__Exercise requirements__: Copy each line of the material in which the word "this" appears.

__Data__:
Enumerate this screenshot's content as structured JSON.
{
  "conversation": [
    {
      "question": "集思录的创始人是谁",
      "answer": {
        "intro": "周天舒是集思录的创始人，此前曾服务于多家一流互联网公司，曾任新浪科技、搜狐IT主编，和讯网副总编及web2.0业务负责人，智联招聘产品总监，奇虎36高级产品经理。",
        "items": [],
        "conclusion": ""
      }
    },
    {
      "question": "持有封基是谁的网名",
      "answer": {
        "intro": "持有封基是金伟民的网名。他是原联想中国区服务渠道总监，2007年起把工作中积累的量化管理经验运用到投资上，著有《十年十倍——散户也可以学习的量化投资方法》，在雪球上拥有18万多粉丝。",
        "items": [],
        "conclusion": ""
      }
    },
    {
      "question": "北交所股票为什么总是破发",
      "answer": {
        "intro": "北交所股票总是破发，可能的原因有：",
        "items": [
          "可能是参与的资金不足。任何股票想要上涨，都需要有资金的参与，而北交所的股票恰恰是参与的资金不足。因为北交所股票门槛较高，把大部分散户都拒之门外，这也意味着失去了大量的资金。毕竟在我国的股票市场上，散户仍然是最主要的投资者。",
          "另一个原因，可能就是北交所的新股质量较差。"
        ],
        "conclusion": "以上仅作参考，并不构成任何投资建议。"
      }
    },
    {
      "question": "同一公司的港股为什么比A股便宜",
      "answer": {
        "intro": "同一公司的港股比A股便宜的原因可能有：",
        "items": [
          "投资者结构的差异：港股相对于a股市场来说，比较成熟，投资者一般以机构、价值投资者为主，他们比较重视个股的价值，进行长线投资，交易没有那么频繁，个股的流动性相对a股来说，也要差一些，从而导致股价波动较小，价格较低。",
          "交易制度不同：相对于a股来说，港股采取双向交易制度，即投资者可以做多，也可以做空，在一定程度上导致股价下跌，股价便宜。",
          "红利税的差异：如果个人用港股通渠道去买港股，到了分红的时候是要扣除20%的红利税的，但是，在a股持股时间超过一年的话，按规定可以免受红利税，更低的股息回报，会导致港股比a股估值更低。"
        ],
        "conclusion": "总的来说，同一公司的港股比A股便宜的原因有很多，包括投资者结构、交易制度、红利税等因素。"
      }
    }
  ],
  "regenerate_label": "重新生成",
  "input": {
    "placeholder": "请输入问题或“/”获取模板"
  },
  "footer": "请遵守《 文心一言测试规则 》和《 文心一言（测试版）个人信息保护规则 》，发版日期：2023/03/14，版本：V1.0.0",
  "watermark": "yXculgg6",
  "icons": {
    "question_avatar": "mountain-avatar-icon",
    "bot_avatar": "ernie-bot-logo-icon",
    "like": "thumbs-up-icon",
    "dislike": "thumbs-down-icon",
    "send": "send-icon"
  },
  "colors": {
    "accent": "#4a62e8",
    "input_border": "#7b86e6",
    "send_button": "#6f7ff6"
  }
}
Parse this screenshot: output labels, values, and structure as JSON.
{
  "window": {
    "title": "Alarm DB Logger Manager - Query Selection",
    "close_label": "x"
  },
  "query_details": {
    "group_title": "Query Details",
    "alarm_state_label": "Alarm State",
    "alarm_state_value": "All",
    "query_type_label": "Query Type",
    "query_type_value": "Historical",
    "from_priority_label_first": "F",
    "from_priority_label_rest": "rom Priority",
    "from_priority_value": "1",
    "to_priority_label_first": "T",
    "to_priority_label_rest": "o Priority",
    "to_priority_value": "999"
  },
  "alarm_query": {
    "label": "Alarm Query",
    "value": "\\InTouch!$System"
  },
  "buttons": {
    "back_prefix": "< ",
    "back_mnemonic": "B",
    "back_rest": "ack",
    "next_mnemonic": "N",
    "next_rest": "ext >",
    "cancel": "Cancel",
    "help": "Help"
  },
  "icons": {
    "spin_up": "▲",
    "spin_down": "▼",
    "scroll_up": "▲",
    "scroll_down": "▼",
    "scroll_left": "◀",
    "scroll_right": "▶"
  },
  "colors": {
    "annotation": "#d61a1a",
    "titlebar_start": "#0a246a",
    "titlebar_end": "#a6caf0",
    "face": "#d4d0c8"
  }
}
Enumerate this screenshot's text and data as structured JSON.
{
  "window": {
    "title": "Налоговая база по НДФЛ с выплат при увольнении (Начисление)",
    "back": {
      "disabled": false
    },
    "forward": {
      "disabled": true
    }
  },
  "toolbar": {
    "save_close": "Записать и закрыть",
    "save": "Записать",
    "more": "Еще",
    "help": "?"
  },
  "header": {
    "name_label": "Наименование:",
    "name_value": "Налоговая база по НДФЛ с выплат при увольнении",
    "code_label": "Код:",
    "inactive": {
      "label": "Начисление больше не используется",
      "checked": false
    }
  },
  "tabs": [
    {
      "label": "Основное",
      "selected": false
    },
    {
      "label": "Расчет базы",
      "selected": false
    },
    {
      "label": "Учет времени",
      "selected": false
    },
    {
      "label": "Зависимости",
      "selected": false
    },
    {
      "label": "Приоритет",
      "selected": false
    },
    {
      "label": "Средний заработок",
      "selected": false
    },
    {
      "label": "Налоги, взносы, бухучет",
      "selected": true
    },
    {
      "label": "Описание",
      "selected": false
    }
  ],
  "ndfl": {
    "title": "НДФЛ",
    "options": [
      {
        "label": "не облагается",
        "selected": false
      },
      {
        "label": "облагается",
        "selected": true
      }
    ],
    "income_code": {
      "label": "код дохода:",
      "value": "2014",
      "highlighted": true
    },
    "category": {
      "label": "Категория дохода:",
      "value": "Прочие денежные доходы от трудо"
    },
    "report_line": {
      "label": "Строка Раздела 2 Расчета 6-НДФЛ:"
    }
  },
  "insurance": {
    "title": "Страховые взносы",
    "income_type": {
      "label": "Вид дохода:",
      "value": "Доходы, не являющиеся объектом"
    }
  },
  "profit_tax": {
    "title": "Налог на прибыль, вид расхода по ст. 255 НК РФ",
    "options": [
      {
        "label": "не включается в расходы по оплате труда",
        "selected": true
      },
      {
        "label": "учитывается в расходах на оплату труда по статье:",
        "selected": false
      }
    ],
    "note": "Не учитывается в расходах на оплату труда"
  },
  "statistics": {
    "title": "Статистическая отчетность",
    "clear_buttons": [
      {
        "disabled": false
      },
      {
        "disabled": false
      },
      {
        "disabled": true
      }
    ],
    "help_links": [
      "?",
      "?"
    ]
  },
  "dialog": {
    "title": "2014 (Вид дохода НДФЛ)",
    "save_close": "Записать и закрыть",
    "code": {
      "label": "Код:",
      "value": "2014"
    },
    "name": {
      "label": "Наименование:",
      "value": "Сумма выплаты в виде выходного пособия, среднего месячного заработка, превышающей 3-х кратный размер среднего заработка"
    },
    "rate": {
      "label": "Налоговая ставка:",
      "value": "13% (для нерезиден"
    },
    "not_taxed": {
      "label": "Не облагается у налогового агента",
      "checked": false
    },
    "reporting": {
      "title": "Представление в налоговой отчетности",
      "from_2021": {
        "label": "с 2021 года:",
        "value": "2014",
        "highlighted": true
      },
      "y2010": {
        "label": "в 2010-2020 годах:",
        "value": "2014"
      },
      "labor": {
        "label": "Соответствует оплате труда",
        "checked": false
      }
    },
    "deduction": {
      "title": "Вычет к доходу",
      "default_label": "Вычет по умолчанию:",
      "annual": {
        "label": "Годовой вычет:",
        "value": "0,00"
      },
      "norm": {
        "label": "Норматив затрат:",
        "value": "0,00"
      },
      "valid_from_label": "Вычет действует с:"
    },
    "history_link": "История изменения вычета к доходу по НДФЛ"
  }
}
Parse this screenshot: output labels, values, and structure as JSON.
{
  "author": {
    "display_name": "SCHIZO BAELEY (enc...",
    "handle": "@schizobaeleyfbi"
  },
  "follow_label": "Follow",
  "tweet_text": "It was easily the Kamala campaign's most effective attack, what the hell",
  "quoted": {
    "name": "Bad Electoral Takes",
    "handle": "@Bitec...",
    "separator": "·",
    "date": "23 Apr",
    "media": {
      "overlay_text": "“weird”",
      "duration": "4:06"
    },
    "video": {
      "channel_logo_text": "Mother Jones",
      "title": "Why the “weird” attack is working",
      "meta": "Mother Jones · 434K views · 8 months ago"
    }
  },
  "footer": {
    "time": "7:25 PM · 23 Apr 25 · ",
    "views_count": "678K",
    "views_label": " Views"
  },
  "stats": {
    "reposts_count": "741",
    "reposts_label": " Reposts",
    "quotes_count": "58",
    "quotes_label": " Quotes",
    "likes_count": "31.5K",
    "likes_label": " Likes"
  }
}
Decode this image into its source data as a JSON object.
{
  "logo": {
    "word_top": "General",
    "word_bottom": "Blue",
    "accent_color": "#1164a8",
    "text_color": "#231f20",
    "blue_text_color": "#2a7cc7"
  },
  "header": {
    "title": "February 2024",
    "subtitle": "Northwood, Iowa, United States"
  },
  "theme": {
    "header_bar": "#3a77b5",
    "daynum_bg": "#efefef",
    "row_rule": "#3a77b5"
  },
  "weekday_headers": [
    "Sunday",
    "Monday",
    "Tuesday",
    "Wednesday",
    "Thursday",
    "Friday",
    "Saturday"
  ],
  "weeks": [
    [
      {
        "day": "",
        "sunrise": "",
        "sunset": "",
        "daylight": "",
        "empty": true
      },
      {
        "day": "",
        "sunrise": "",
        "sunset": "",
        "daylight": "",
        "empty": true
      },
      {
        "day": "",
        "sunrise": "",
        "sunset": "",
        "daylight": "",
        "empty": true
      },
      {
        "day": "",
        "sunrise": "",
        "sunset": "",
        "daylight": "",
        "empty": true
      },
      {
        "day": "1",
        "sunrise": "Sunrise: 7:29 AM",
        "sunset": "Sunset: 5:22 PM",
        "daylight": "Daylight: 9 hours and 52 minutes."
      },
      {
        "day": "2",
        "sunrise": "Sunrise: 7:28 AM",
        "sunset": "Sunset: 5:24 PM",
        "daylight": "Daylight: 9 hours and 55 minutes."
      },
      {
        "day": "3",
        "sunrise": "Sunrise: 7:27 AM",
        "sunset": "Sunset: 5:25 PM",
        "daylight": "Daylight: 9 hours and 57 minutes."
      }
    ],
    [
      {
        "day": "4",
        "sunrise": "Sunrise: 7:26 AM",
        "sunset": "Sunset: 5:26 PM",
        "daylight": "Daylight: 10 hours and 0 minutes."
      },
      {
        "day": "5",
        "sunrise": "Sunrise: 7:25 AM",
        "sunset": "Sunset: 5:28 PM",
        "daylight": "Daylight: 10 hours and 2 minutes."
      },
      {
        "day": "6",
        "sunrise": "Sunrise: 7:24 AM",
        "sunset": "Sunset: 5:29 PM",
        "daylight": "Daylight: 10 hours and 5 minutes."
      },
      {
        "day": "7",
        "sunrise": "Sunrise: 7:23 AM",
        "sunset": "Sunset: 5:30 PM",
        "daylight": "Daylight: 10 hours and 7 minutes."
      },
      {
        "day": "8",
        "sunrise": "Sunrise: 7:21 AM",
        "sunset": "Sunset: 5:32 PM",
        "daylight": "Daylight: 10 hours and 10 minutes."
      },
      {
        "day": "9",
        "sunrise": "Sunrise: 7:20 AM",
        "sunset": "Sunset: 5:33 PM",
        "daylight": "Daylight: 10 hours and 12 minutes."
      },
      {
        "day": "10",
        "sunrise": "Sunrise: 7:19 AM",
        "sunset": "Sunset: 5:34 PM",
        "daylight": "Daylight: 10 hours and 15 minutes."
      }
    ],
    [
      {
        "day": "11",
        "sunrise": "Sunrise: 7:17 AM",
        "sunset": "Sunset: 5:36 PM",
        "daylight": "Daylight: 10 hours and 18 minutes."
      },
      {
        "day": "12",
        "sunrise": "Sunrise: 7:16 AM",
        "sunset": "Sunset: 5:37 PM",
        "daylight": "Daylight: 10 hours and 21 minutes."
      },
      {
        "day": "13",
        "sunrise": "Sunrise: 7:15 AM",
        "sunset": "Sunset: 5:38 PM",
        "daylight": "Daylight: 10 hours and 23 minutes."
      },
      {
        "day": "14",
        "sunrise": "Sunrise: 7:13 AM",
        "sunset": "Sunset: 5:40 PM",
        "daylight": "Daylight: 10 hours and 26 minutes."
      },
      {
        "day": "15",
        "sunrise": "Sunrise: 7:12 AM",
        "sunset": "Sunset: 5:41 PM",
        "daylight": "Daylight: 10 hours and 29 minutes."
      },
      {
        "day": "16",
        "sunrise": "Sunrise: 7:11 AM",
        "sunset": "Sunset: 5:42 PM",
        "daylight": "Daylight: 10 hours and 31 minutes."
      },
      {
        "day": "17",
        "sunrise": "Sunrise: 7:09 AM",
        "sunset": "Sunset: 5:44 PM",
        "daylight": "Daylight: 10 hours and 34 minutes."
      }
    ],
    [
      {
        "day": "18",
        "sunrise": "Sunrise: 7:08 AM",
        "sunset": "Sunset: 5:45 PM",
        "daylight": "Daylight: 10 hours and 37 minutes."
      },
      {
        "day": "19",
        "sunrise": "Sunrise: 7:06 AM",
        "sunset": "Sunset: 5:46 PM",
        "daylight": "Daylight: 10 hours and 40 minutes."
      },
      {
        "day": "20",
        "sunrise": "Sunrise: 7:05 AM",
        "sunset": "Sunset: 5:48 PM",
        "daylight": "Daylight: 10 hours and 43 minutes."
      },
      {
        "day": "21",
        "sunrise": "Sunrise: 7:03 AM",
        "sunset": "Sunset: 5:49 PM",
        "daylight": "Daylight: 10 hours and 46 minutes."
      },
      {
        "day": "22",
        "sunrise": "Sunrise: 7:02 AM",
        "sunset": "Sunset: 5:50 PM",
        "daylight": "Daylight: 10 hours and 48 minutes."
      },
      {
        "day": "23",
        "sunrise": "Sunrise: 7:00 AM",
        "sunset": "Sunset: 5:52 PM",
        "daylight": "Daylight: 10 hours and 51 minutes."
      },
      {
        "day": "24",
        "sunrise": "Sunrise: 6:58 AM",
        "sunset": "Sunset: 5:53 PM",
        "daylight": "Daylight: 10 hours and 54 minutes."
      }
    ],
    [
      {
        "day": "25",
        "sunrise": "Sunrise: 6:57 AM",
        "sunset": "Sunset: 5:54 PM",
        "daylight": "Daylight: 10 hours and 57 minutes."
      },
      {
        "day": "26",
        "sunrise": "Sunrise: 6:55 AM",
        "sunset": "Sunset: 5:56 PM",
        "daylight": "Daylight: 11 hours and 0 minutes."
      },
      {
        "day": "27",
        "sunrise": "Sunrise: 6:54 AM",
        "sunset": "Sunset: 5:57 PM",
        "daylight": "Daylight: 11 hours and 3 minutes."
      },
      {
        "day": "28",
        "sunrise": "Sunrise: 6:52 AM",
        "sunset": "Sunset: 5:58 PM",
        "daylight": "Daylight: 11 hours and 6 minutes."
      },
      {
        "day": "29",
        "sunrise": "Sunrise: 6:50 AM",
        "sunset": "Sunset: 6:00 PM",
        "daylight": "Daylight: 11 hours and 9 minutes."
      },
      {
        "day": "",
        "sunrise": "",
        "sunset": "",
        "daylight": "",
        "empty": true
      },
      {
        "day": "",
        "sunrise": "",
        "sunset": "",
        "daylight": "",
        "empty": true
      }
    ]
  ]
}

__Answer below__:
Enumerate this screenshot's content as structured JSON.
Parse this screenshot: output labels, values, and structure as JSON.
Enumerate this screenshot's text and data as structured JSON.
Parse this screenshot: output labels, values, and structure as JSON.
Decode this image into its source data as a JSON object.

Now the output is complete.